The club began life as the YMCA Mountaineering Club in November 1951 after a meeting of over 30 people at the YMCA on Stafford Street.
As a child, David, now 67, always enjoyed going out and doing different activities and was a member of the Boy Scouts.
He recalled: “What interested me in joining the mountaineering club was doing outdoor activities with the scouts, but they didn’t really have the facilities at the time.
“I wanted to be able to experience the outdoors, walking in the mountains, so it was a good time to get into the club.
“I also wanted to be able to get away from the West Midlands and go to the mountains.”
The early days saw the club operate as part of the YMCA, but he made the decision to go their separate ways after members felt the YMCA was unlikely to fund the mountaineering section, even though memberships continued to go downhill. increase.
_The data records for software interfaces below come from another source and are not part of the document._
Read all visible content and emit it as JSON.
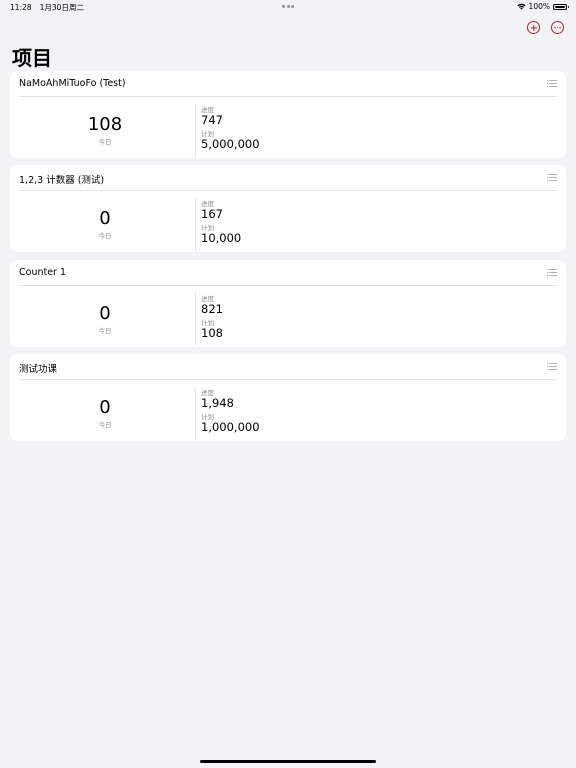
{
  "status_bar": {
    "time": "11:28",
    "date": "1月30日周二",
    "battery": "100%"
  },
  "nav": {
    "title": "项目"
  },
  "labels": {
    "today": "今日",
    "progress": "进度",
    "plan": "计划"
  },
  "projects": [
    {
      "name": "NaMoAhMiTuoFo (Test)",
      "today": "108",
      "progress": "747",
      "plan": "5,000,000"
    },
    {
      "name": "1,2,3 计数器 (测试)",
      "today": "0",
      "progress": "167",
      "plan": "10,000"
    },
    {
      "name": "Counter 1",
      "today": "0",
      "progress": "821",
      "plan": "108"
    },
    {
      "name": "测试功课",
      "today": "0",
      "progress": "1,948",
      "plan": "1,000,000"
    }
  ],
  "colors": {
    "accent": "#b0262f",
    "background": "#f2f2f7",
    "card": "#ffffff",
    "secondary_text": "#8e8e93"
  },
  "icons": {
    "add": "plus-circle-icon",
    "more": "ellipsis-circle-icon",
    "list": "list-icon",
    "wifi": "wifi-icon",
    "battery": "battery-icon"
  }
}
As a result, an extraordinary general meeting was held on December 7, 1953 and saw the club change its name to Wolverhampton Mountaineering Club.
Memberships at the time were 10 / – (50p) per year, 15 / – for joint husband and wife membership and 7/6 for junior membership, with the club based at the Walsall Street schools.
Over time the club started to lose members so made the decision to move meetings to the Giffard Arms on Victoria Street, starting a tradition of downtown pubs for meeting venues that continues today. .
David said when he joined the club they were meeting in a pub in Wolverhampton city center.
He added: “The pub is long gone now, but I remember going in and meeting everyone and finding that they were the kind of people who shared the same interests and hobbies.
“We would meet every Tuesday, usually with 20 to 40 people coming in, then going out on weekends to go up a hill somewhere.”
He also rented his first chalet in Dinas Mawddwy in North West Wales, Tyn-y-Ffordd, in 1955, another tradition he has kept to the present day, now owning Tal Y Braich in Deiniolen.
Over the years, the club have undertaken great climbs across the world, the largest being several members ascending the treacherous K2 in the Karakoram Range, the second highest mountain in the world and also the deadliest.
The club are still going strong after almost 70 years of racing, and for David the time has been some of the best of his life.
He said: “It started me on the mountaineering path and I have made a lot of friends over the years.
“The club has always been part of the community and is still going strong now if people want to go out and experience the mountains and the camaraderie.”